Presentation Number: SAT 417
Date of Presentation: April 1st, 2017

Samir Hardevsingh Saini*1, Jaya Bhanu Kanwar1, Subhash B Yadav2, Shruti Gupta1, Sanjay Behari1 and Eesh Bhatia1
1Sanjay Gandhi Postgraduate Institute of Medical Sciences, Lucknow, India, 2Sanjay Gandhi Postgraduate Institute of Medical Sciences

Abstract

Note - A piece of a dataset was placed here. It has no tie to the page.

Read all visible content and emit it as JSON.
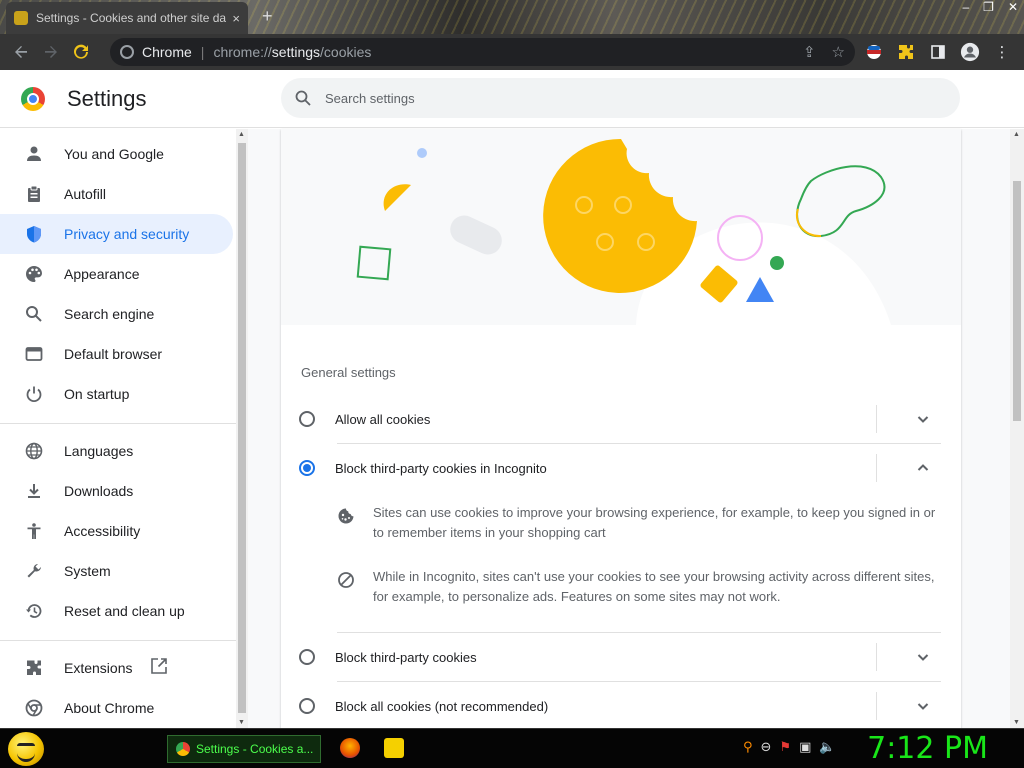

Abstract: The results of trans-sphenoidal surgery (TSS) in Cushing’s disease (CD) vary widely depending upon patient characteristics as well as surgical experience. Patients in low-middle income countries such as India are often referred late for surgery which may affect outcome. We studied remission rates and endocrine deficiencies after TSS in patients with CD presenting to an academic centre in India. Sixty consecutive patients (45 females, median age 24.5 years) who underwent TSS between January 2000-2015 were studied. The median (range) duration of follow-up was 40 (3-138) months. Initial and long-term remission and relapse rates and pituitary hypofunction post-TSS were evaluated. Eighteen (30%) patients harboured macroadenomas. Twenty-eight (47%) patients achieved remission in the immediate post-operative period (8 AM serum cortisol <140 nmol/l). However, remission rate was higher at 6 months (72%). At 1 year 70% of patients and at final follow-up [median 40 (range 3–138) months], 58% of patients were in remission. No pre- or post-surgical variables were consistently associated with remission except for the immediate post-operative 8 AM serum cortisol. Seven (18%) patients relapsed during follow-up, including 5 patients who had serum cortisol <140 nmol/l immediately after surgery. Mortality occurred in 5 (8%) of patients, all with persistent disease or relapse. Twelve (25%) patients newly developed hypothyroidism and 1 (1.6%) patient developed amenorrhoea after TSS. Thus, remission rate at six months was higher than immediately after TSS. A significant proportion of patients relapsed, thus necessitating life-long follow-up. New-onset hypothyroidism was frequent after TSS.

 

Nothing to Disclose: SHS, JBK, SBY, SG, SB, EB